Well, I thought I’d take a break from my usual posts about Native America and bring you something different today. This is from my website, by the way. It has occured to me that you who frequent our blog, are often writers in their own right — and if so, you have my sympathy. This is not always the easiest of business’s. Tips can be valuable. So here are mine — on how to get yourself out of writer’s block. Now the article featured below is from my website and I wish it were a larger font, but I can’t seem to change it — so please forgive. So here we go. Now, don’t forget to come on in and post and tell me your ways to get yourself out of writer’s block, as well. Okay? By the way, the picture above is myself and Lois Greiman with Oklahoma romance writers. The picture to the left is my husband and myself at the Grand Canyon.
BY KAREN KAY
|Starved, for ideas? Can’t seem to decide where that next scene should start, that scene you were certain would be easy to write? Or do you find your characters standing before you with arms folded, a scowling expression, tapping their feet,and refusing to go any further? There’s not an author alive who doesn’t have trouble with a scene or with his characters from time to time.If you have ever had this happen to you while writing your manuscript, you may not be suffering from lack of imagination-itis, as friends and associates might like you to believe. But, rather than blame that fleeting thing called imagination, let’s take a step back and look at it this way: Your trouble might be nothing more than a simple case of not enough research-ism. Research, that terrible word that spells w-o-r-k. Research, that ephemeral term that means hours at the library, or hundreds of dollars spent on b-o-r-i-n-g history books or long hours spent on the internet. I can’t think of anything less interesting than my high school history classes, and if you have had any sort of similar experience, I don’t blame you for looking upon research as a kind of curse word. Now, how many times have I heard people say, “I’d like to write a book, but I don’t think I can do the research,” or “I don’t know where to start the re-search.”

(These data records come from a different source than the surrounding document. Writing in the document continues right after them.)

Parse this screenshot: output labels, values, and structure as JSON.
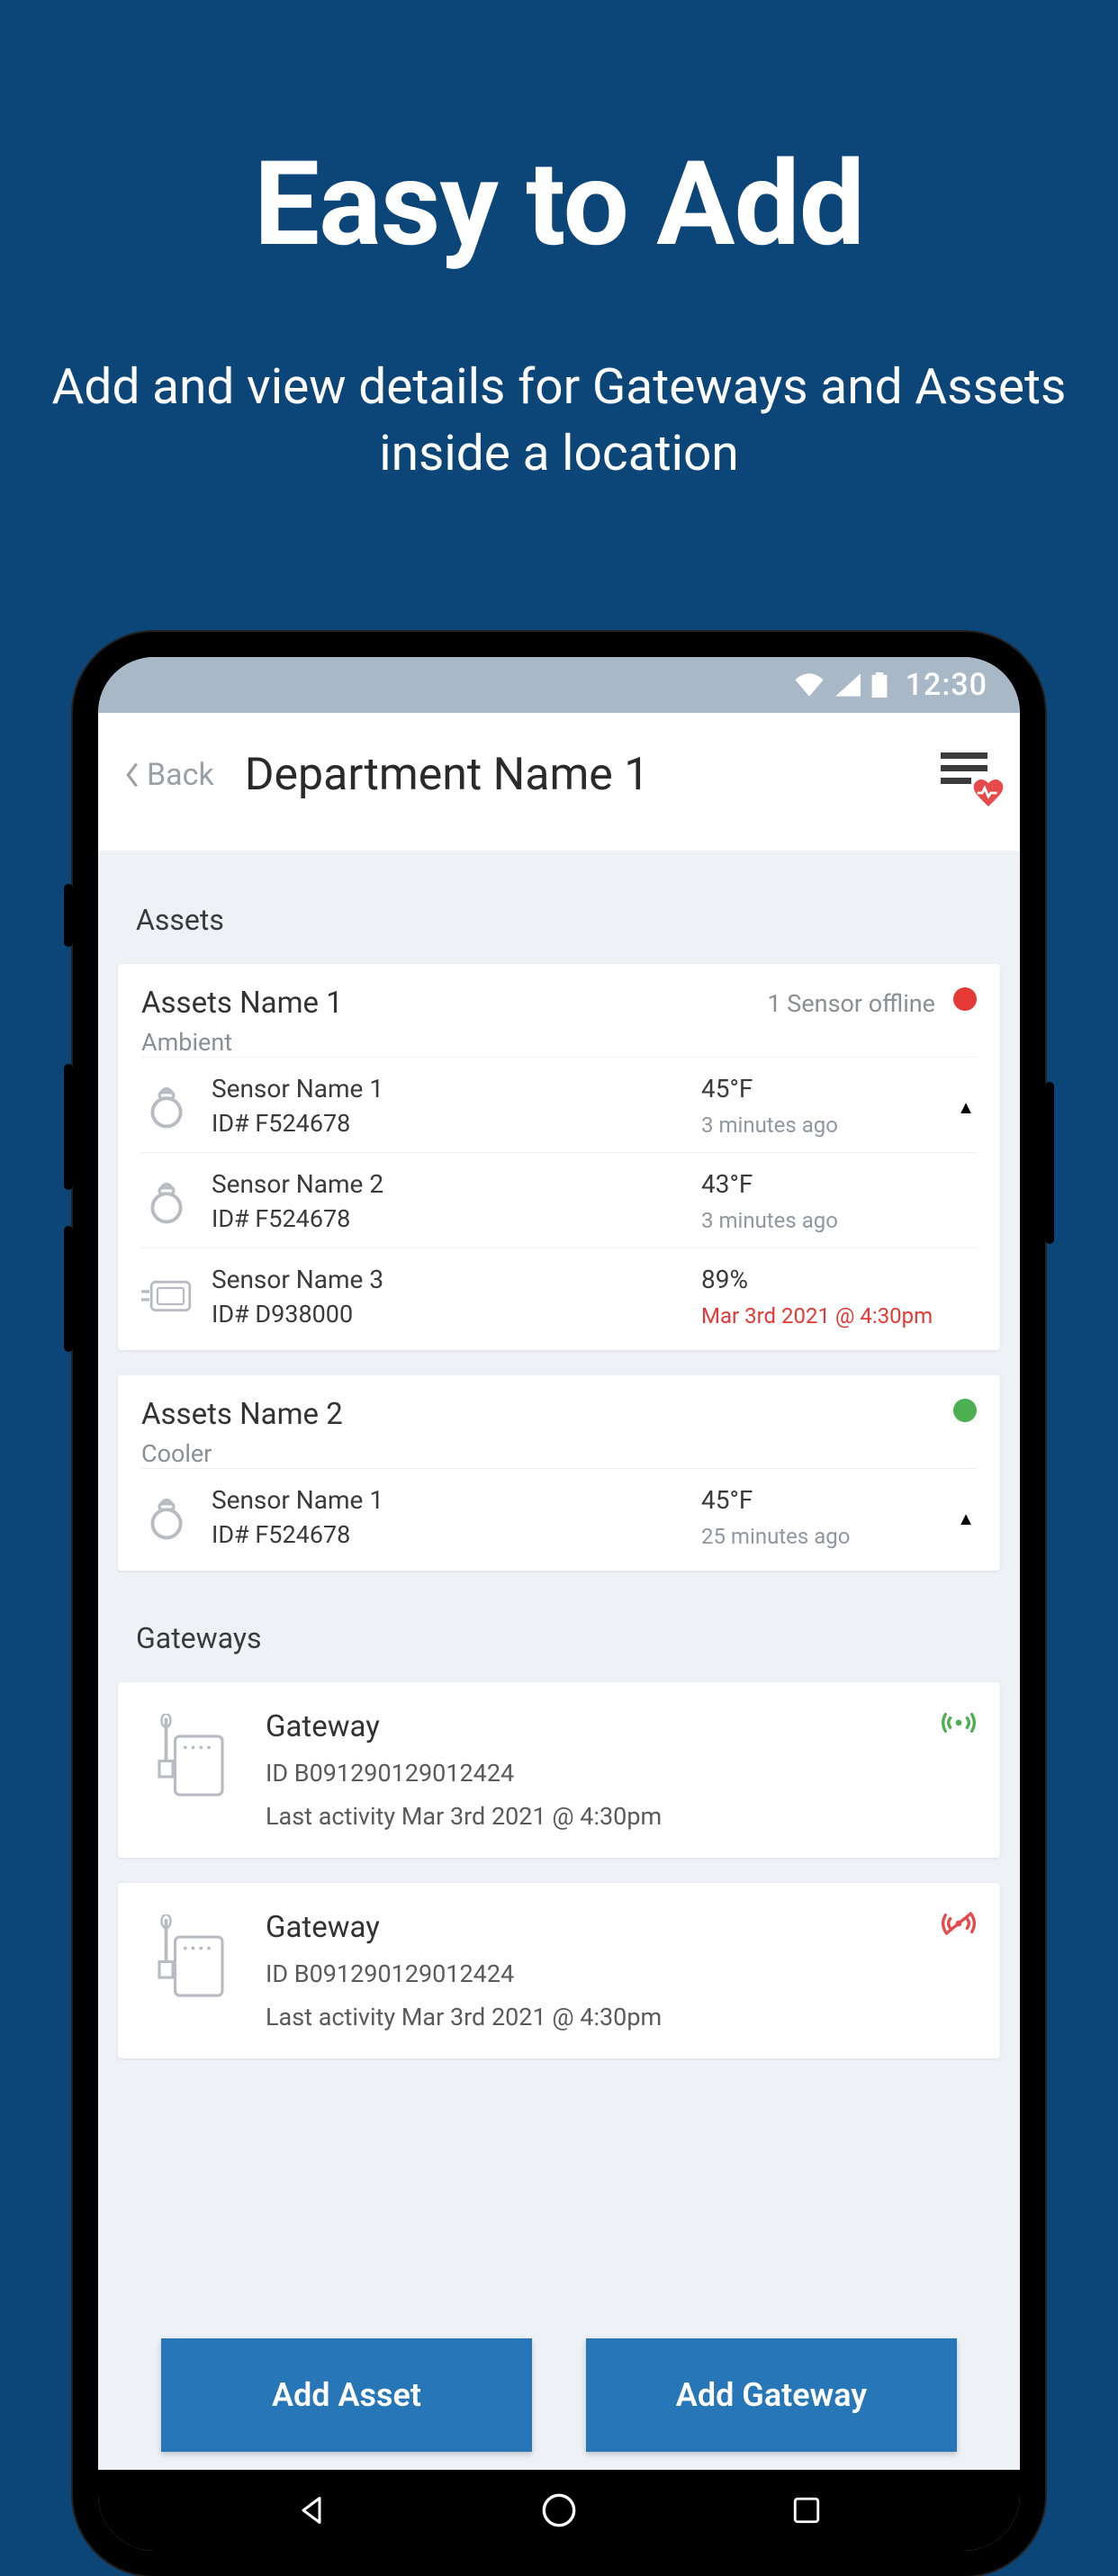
{
  "hero": {
    "title": "Easy to Add",
    "subtitle": "Add and view details for Gateways and Assets inside a location"
  },
  "statusBar": {
    "time": "12:30"
  },
  "header": {
    "back": "Back",
    "title": "Department Name 1"
  },
  "sections": {
    "assetsLabel": "Assets",
    "gatewaysLabel": "Gateways"
  },
  "assets": [
    {
      "name": "Assets Name 1",
      "subtype": "Ambient",
      "statusText": "1 Sensor offline",
      "statusColor": "red",
      "sensors": [
        {
          "name": "Sensor Name 1",
          "id": "ID# F524678",
          "value": "45°F",
          "time": "3 minutes ago",
          "alert": false,
          "iconType": "ring"
        },
        {
          "name": "Sensor Name 2",
          "id": "ID# F524678",
          "value": "43°F",
          "time": "3 minutes ago",
          "alert": false,
          "iconType": "ring"
        },
        {
          "name": "Sensor Name 3",
          "id": "ID# D938000",
          "value": "89%",
          "time": "Mar 3rd 2021 @ 4:30pm",
          "alert": true,
          "iconType": "box"
        }
      ]
    },
    {
      "name": "Assets Name 2",
      "subtype": "Cooler",
      "statusText": "",
      "statusColor": "green",
      "sensors": [
        {
          "name": "Sensor Name 1",
          "id": "ID# F524678",
          "value": "45°F",
          "time": "25 minutes ago",
          "alert": false,
          "iconType": "ring"
        }
      ]
    }
  ],
  "gateways": [
    {
      "name": "Gateway",
      "id": "ID B091290129012424",
      "activity": "Last activity Mar 3rd 2021 @ 4:30pm",
      "online": true
    },
    {
      "name": "Gateway",
      "id": "ID B091290129012424",
      "activity": "Last activity Mar 3rd 2021 @ 4:30pm",
      "online": false
    }
  ],
  "buttons": {
    "addAsset": "Add Asset",
    "addGateway": "Add Gateway"
  }
}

Well, truth be told-and, shhh, don’t tell anyone that I have let you in on the secret, because others might not be easy on me- research is not only easy, it’s fun.

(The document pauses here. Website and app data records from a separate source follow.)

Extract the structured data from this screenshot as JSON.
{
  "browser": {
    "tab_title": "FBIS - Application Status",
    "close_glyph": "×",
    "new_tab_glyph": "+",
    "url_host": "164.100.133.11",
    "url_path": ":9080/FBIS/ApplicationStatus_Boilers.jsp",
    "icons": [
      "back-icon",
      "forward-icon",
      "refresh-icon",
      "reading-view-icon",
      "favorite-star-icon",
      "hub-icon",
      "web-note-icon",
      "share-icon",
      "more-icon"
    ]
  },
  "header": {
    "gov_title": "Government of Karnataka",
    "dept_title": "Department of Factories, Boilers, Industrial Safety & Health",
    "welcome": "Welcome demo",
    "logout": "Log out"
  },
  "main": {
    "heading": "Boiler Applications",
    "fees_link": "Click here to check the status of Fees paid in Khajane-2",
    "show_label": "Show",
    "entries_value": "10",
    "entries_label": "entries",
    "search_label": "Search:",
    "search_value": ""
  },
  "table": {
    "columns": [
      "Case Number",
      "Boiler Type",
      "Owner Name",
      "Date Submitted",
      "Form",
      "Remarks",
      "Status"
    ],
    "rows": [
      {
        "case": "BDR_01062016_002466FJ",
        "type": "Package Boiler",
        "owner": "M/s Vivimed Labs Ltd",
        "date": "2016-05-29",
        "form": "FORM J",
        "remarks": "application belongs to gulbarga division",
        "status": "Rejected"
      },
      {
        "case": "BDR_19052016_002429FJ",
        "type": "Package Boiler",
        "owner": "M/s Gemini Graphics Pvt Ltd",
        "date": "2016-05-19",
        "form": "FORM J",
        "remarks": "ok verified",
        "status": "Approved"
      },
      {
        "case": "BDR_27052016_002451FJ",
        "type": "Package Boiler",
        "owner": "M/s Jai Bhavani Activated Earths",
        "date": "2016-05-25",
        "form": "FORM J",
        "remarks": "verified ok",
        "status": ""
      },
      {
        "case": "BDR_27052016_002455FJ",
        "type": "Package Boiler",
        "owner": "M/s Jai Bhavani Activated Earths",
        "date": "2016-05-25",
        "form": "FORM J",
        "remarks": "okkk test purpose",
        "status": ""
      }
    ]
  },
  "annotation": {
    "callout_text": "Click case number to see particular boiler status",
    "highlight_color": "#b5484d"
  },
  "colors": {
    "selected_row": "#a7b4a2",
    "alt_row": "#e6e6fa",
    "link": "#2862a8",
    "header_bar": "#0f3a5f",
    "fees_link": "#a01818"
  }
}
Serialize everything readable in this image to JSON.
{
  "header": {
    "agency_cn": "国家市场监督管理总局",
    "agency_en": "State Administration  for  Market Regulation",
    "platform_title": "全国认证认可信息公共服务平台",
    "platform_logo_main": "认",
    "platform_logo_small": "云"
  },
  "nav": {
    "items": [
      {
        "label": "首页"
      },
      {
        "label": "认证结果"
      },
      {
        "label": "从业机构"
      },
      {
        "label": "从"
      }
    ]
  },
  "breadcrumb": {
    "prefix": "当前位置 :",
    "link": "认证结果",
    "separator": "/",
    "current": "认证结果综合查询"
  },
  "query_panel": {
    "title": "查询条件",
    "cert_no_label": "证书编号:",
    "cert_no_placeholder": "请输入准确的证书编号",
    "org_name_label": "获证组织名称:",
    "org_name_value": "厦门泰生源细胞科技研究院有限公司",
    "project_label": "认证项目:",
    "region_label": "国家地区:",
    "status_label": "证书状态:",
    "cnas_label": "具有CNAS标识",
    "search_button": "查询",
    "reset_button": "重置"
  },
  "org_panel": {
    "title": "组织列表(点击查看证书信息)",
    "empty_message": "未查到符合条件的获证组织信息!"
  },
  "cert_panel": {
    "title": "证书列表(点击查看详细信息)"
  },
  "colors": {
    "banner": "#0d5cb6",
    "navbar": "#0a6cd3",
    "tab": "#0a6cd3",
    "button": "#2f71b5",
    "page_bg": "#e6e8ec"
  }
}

I have a quiz for you. Let’s see how you score on the research line.
2. Do you read books or go to the movies?
3. Do you have interests that require you to read about them?
4. Have you ever had a relationship with the opposite sex?
Give yourself one point for each question that you answered a yes to. Do you have at least one point for the entire quiz? If you do, congratulations and well done. You’ve been doing research. “What?” you say, “Are you crazy?”
Well, maybe. But the truth is, all of life is research. Yes, it’s true, there’s a lot to be learned from history books, and if you enjoy that sort of thing write historicals. But all of life- let me repeat that- all of life is research. I believe an author’s work is imbued with his observations, his life experiences, and resultant emotions
Got a stuck scene? Go out and live. Go to a movie. Go dancing. Take a friend to lunch. Go somewhere you’ve never been. Go to the library or just talk to someone.
Do something and do it for a few days- maybe even a week- and before you know it, thoughts and images will come to you to get that scene moving again, or to get your characters simmered down enough to solve their problems. Believe me, it works. Something will come to you.
Don’t be fooled- here’s where a lot of people depart from reality- don’t think that an author stays home and types on his computer and turns in a perfect manuscript without having ever stepped a foot outside his door. Somewhere, somehow, that author went out and lived life.
An author- an artist- has probably the most comprehensive job in all the world. Why? Because every single incident he observes, every single thing that happens to him is fodder for an idea in his story. Indeed, an author is indebted to others- to life around him- for a continuing, fresh flow of ideas.
So, perhaps the first step in research is simply this one: realizing that your research has already begun.
The second step is to be more alert than ever, to let your mind recognize the value of what you see and feel, to record it against a busy mind that will begin to forget as other incidents intrude.
Just carry forward doing something that interests you, that you enjoy, something that inspires you. And before long, you’ll have a rich fund of story ideas waiting to be developed.
Remember this the next time you’re having trouble with a scene. Go out and live life to the fullest. In fact, splurge on it. Your book will reflect your enthusiasm.
|HINTS FROM KAREN KAYWhile I hardly consider myself an expert on the subject of creative writing, I have found that I do seem to have an abundance of opinions on the subject. Some of these opinions might prove useful to others, some may not.
Well, that’s it. What do you think? Did you learn anything? Do you have tips you’d like to share? If so, please do come on in and let’s talk. Now, please be aware that I am in Florida taking a very extensive course and so I will be checking your posts at lnch and at dinner and also at the end of th evening. So please bear with me. Okay?